ALEXANDER: Still, the forecast is gray. Some conservative Republicans have already warned they'll block any proposals that they say threaten the Second Amendment. Gun control advocates insist they're making progress locally. Since Newtown, six states, including Colorado and New York, have passed tougher gun laws. But consider the resistance, a total of ten states, Arkansas, Kentucky and Tennessee among them, have approved new laws weakening gun restrictions, though most are minor.

Connecticut's governor, Dan Malloy, on Sunday ridiculed NRA head Wayne LaPierre, who said Connecticut's new restrictions added to the books just last week, wouldn't stop criminals from illegally getting guns.

DAN MALLOY [GOV. D-CT]: Wayne reminds me of the clowns at the circus, they get the most attention, and that's what he's paid to do.

LAUER: Peter, there does seem to be a disconnect, as you point out in your piece, 90% of the Americans, when asked about expanding background checks say, "Yes, we're in favor of that." And yet, if you look at the prospects for doing it in Congress, they don't seem all that positive.

ALEXANDER: Yeah, Matt, that's very much the White House's argument, a point that the White House, President Obama will make again this afternoon in Connecticut.

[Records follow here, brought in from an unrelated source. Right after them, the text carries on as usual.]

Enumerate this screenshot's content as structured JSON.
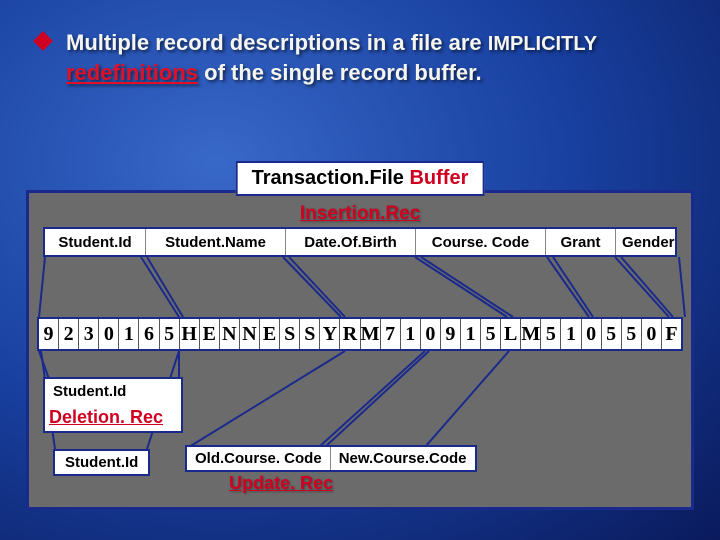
{
  "headline": {
    "prefix": "Multiple record descriptions in a file are ",
    "implicitly": "IMPLICITLY",
    "redef": "redefinitions",
    "suffix": " of the single record buffer."
  },
  "panelTitle": {
    "a": "Transaction.File  ",
    "b": "Buffer"
  },
  "insertion": "Insertion.Rec",
  "cols": [
    "Student.Id",
    "Student.Name",
    "Date.Of.Birth",
    "Course. Code",
    "Grant",
    "Gender"
  ],
  "data": [
    "9",
    "2",
    "3",
    "0",
    "1",
    "6",
    "5",
    "H",
    "E",
    "N",
    "N",
    "E",
    "S",
    "S",
    "Y",
    "R",
    "M",
    "7",
    "1",
    "0",
    "9",
    "1",
    "5",
    "L",
    "M",
    "5",
    "1",
    "0",
    "5",
    "5",
    "0",
    "F"
  ],
  "del": {
    "id": "Student.Id",
    "rec": "Deletion. Rec"
  },
  "upd": {
    "id": "Student.Id",
    "oldc": "Old.Course. Code",
    "newc": "New.Course.Code",
    "rec": "Update. Rec"
  }
}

Consider this, this is what gun control advocates really want, they want to expand background checks to cover more than just the roughly 55,000 federally licensed firearm dealers in the country right now, to expand them to also consider – to also go over gun shows and those who make purchases online, but that's really the sticking point. Opponents are afraid if you do that the government would create some sort of federal gun registry, which the White House insists is not the case. Matt.

LAUER: Alright, Peter Alexander at the White House for us this morning. Peter, as always, thanks very much.

Kyle Drennen
Kyle Drennen
Kyle Drennen is a News Analyst for MRC